Apple is dominating smartphone sales in the run-up to Christmas with its various iPhone flavours, followed by Samsung’s Galaxy S II, while Nokia’s Lumia has failed to make a dent in the market
Apple’s iPhone 4S is leading UK smartphone sales in the run-up to Christmas, while Nokia’s launch of the Lumia, its first Windows smartphone range, appears to have left buyers unimpressed, according to new sales figures.
The iPhone 4S, introduced in October, accounted for just under one-quarter of all smartphone sales in the four weeks ending 9 December, according to sales figures compiled by GfK and seen by the Financial Times.
The five iPhone versions were all in the top 15 handsets sold in the first week of December and accounted for 37 percent of sales for that week, according to GfK.
Samsung’s Android-based Galaxy S II also fared well, registering as the No. 2 handset in the week ending 9 December, the FT said.
RIM’s BlackBerry platform continued to see strong sales in spite of the platform’s ongoing struggle against Google Android and Apple iOS devices.
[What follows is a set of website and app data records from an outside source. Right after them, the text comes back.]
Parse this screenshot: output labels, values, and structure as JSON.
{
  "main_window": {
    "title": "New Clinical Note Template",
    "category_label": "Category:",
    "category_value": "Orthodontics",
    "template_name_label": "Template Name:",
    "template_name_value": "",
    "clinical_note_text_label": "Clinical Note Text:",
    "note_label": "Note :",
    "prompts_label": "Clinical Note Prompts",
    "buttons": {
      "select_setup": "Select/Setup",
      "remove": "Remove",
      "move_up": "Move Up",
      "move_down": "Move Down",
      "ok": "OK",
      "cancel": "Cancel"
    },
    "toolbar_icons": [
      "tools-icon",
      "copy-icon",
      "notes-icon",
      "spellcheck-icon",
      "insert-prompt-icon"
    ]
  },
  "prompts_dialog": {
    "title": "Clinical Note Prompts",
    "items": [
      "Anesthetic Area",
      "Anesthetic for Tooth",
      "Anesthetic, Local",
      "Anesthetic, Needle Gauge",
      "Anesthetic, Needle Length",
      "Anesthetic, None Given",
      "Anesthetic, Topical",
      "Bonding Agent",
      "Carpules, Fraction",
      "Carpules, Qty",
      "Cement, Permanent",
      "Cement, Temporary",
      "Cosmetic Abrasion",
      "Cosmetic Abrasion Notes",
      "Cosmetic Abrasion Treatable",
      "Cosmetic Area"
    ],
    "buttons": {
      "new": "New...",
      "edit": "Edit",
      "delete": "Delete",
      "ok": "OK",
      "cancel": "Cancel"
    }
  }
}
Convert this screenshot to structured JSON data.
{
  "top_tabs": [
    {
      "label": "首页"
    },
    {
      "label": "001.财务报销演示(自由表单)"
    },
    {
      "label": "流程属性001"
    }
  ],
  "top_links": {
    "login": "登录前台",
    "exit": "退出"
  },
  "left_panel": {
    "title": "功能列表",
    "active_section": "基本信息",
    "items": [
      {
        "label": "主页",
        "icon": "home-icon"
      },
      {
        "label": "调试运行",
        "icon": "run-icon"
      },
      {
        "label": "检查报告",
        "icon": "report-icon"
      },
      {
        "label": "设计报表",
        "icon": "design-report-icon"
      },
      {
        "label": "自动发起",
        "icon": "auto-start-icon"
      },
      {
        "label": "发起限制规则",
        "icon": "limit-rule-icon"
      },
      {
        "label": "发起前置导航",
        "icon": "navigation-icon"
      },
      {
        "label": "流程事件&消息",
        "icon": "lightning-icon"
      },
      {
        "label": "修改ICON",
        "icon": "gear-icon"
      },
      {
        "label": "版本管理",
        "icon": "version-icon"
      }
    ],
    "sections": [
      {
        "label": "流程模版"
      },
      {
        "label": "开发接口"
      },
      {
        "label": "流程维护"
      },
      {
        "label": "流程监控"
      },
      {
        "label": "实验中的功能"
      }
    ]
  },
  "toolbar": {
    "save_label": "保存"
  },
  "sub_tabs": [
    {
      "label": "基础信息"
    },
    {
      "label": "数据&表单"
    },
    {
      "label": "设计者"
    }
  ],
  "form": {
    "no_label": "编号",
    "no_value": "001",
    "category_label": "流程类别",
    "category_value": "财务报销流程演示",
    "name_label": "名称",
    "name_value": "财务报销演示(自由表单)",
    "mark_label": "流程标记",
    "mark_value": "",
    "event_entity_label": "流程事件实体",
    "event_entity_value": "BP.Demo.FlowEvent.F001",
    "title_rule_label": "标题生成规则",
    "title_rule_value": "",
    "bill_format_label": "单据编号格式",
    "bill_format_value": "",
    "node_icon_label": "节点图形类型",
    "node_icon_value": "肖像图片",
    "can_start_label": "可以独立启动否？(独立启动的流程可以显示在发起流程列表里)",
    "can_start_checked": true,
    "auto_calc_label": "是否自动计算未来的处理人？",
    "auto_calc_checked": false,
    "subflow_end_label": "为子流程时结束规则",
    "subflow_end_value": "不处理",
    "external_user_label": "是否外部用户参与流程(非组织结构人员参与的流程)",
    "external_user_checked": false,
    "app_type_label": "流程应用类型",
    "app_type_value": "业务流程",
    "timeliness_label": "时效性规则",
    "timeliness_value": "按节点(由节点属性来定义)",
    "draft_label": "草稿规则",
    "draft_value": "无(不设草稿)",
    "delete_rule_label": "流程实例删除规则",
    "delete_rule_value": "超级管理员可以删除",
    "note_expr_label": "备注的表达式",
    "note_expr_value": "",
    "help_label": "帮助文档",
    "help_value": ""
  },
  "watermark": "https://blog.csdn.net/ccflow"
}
Three versions of the BlackBerry Curve all sold in the top 10 during the first week of December, though the newer BlackBerry Bold 9900 did not crack the top 10 for that week, according to the GfK figures.
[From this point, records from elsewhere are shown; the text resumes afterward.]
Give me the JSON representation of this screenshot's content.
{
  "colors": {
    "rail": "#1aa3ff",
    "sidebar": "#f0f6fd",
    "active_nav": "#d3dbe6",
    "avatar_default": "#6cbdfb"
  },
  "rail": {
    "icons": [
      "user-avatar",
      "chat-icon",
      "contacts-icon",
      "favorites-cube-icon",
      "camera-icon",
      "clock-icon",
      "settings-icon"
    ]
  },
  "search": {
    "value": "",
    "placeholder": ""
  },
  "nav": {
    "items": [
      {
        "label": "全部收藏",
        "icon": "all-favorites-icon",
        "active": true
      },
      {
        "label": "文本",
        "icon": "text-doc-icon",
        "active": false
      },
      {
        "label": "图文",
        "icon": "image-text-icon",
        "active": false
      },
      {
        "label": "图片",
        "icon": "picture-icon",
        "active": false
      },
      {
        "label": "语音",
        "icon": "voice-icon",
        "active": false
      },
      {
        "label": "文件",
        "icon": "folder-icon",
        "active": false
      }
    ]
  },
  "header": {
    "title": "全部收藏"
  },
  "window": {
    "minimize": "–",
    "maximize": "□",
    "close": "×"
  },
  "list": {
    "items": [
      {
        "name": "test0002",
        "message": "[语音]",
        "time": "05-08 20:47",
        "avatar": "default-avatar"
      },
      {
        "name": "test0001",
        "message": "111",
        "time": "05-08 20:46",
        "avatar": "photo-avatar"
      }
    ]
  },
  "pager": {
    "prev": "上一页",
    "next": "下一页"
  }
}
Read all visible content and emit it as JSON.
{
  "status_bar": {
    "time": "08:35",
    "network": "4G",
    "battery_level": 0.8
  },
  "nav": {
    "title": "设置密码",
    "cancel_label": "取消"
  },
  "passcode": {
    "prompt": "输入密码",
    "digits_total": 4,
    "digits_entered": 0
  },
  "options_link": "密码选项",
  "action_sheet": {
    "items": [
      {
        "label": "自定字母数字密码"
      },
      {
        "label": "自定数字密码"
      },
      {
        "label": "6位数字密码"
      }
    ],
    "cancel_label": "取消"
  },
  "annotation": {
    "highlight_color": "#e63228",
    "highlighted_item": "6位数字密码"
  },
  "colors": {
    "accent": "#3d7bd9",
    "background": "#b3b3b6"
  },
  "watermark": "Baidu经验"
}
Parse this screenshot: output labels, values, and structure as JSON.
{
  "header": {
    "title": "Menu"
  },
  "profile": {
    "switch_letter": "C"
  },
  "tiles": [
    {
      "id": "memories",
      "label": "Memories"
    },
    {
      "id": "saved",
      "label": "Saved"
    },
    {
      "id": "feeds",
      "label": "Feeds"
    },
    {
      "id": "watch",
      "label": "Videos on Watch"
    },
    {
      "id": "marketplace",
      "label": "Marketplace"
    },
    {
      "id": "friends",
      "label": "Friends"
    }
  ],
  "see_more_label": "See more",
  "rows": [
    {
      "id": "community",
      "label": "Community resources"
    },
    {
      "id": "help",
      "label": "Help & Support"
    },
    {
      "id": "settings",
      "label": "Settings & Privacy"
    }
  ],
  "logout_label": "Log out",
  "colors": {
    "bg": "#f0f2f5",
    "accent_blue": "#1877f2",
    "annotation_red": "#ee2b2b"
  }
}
Meanwhile, Nokia’s Lumia 800 and 710, launched in October with an advertising campaign rumoured to have cost £20m, did not register in the top 10 of handsets sold through November and December, according to the FT’s report.
The figures confirm the findings of a survey published earlier this month by brokerage firm Exane BNP Paribas, which found that only 2.2 percent of potential European mobile customers intended to purchase a Lumia handset.
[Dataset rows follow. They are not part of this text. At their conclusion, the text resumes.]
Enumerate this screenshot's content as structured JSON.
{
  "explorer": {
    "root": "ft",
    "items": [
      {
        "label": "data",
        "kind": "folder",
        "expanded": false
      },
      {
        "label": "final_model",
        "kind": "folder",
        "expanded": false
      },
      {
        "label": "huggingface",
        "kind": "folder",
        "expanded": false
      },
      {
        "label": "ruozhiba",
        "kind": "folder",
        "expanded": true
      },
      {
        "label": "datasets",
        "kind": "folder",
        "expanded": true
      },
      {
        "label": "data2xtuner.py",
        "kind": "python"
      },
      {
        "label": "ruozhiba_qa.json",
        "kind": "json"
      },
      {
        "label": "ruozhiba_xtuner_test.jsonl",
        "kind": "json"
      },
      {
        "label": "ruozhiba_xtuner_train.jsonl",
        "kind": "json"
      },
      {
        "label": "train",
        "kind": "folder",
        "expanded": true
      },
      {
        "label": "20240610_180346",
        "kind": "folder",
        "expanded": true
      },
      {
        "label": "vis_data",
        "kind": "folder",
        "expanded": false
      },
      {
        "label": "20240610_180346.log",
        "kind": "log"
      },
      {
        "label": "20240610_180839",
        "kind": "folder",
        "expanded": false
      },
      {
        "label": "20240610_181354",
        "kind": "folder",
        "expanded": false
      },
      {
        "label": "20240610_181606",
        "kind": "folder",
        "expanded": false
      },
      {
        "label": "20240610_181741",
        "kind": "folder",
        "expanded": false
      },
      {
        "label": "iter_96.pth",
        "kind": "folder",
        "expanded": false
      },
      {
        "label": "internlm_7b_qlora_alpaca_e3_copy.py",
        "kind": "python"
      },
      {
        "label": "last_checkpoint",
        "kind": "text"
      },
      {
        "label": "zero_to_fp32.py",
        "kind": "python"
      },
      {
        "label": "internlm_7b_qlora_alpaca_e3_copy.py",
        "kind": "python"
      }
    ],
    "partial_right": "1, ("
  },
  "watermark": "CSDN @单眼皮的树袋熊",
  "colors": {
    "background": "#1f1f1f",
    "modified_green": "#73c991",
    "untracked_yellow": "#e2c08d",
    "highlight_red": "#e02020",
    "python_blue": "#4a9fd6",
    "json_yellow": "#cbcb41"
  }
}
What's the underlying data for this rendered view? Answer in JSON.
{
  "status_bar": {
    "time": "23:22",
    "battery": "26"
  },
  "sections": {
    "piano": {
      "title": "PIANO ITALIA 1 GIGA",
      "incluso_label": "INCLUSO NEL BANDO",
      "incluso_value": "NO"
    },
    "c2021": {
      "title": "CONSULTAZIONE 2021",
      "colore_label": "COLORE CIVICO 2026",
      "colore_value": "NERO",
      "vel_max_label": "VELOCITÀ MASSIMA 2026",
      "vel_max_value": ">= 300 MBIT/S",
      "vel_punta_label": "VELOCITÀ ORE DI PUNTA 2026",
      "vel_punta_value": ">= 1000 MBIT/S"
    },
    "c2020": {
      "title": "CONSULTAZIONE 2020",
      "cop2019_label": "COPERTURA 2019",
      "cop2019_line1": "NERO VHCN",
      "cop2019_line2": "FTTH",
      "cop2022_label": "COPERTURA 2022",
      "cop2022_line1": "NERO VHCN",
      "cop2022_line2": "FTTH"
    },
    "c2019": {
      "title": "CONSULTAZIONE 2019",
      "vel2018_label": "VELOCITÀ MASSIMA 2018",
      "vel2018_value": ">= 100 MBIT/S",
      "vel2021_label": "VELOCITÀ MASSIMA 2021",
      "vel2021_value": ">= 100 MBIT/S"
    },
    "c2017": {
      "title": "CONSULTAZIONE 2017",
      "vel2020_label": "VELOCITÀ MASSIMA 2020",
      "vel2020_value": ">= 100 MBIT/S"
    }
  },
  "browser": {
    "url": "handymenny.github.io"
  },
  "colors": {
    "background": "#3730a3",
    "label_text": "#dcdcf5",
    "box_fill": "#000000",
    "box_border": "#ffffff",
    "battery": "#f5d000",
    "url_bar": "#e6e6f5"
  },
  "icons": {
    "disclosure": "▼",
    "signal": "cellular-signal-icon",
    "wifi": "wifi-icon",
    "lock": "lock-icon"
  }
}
“With only 2.2 percent of surveyed buyers firmly intending to purchase the Lumia, Nokia’s first flagship Windows Phone is … far behind the current blockbusters, Apple’s iPhone 4S and Samsung’s Galaxy S II,” analyst Alexander Peterc was quoted as saying in a note.
The bad news was compounded by Exane BNP Paribas slashing its sales estimates of the Lumia to just 800,000 units. This is a far cry from its initial “ballpark estimate” of two million users. The brokerage said this compared poorly with the 3.5 to 4 million sales of Nokia’s previous flagship device, the N8 smartphone based on the Symbian operating system, during its first quarter.
Nokia is looking to the Lumia handset and the Windows Phone platform to revive its fortunes in the smartphone market. While the Lumia has seen lacklustre sales in Europe so far, Nokia has yet to launch a Windows handset in the US.
That launch may arrive at the Consumer Electronics Show in Las Vegas next month. Nokia has sent out invitations for a media event ahead of the conference on 9 January with indications that its Windows Phone strategy will be in the spotlight.
Smartphone ownership nearly doubled in the UK from February 2010 to August 2011, when it stood at 46 percent, according to Ofcom figures cited by the FT.
Aside from the Lumia launch, 2011 has seen the entry of manufacturers such as Huawei and ZTE into the UK market. Both Chinese companies previously manufactured handsets to be branded by operators, but are now seeking to establish their own brands.